Boston has been a team whose collective sums have fueled their success. 

But Horford understands he has to be a high impact performer, a job that’s even more vital when key starters like Kyrie Irving (left knee soreness) and Jaylen Brown (concussion) are out as well as top reserves Marcus Smart (right thumb) and Daniel Theis (torn meniscus). 

And by Horford’s own admission, he just didn’t bring it on Sunday at a level to give him and the Celtics a legit shot at winning the game.

“Defensively we had too many breakdowns,” Horford said. “And the game got away from us in the second half. So there’s no excuses. I didn’t give us a chance, either; missing a lot of looks offensively. I just need to be better.”
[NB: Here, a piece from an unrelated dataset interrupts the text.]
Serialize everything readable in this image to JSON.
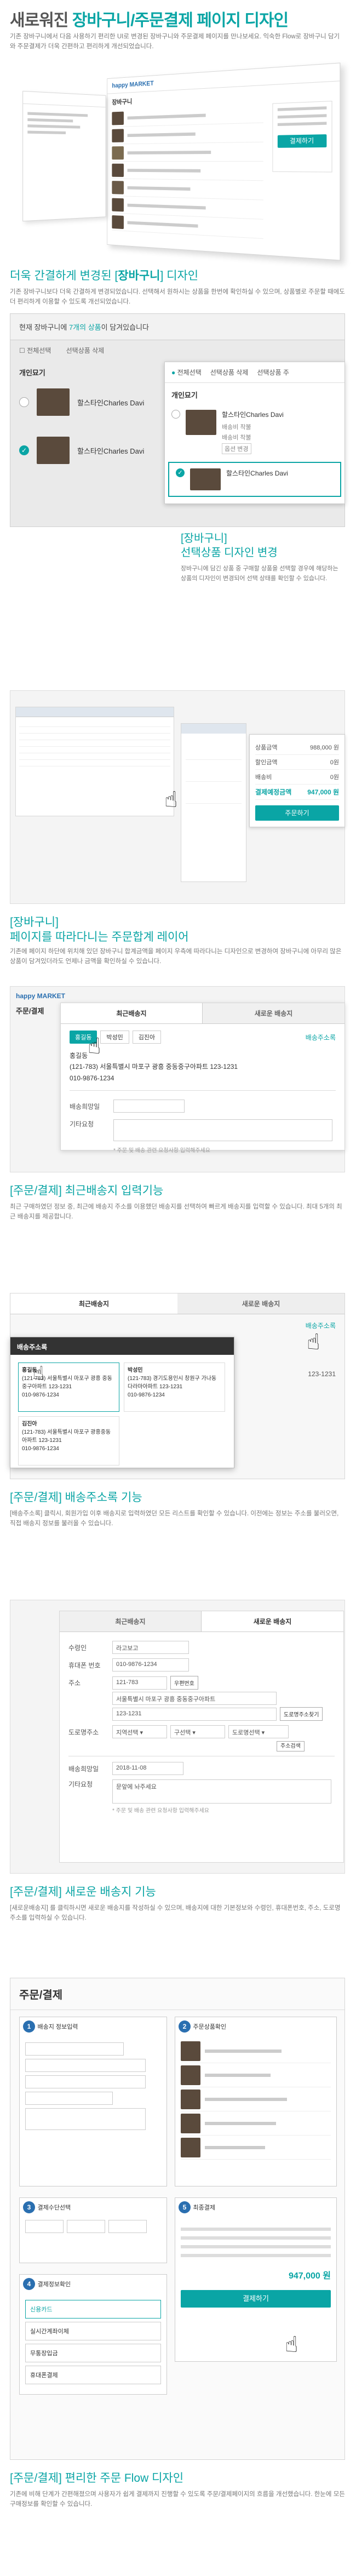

And he’ll have to be if Boston (47-23) is to get back on track with a win on Tuesday against a talented Oklahoma City squad led by Russell Westbrook, Paul George and Carmelo Anthony. 

At full strength, the Thunder would be a significant challenge for the Celtics. 

But having a roster with a number of key players out with injuries, it becomes even more imperative for Boston’s top players to elevate their play. 

And as you scan this Celtics roster and examine those who are healthy enough to play, it’s clear that Horford more than any other Boston player, has to find a way to become more impactful.

Certainly, more points and rebounds would help. 

But as we’ve seen time and time again with Horford, often his greatest contributions to winning games don’t necessarily show up in the final box score. 

That being said, a six-point, four-rebound game doesn’t cut it. 

Horford has to be better, something he knows better than anyone. 

“I’ll definitely look at the film and see how I can be better individually,” Horford said. “The good thing about the NBA, is we have a chance to play on Tuesday. Hopefully we’ll learn from this game and be ready to go Tuesday at home.”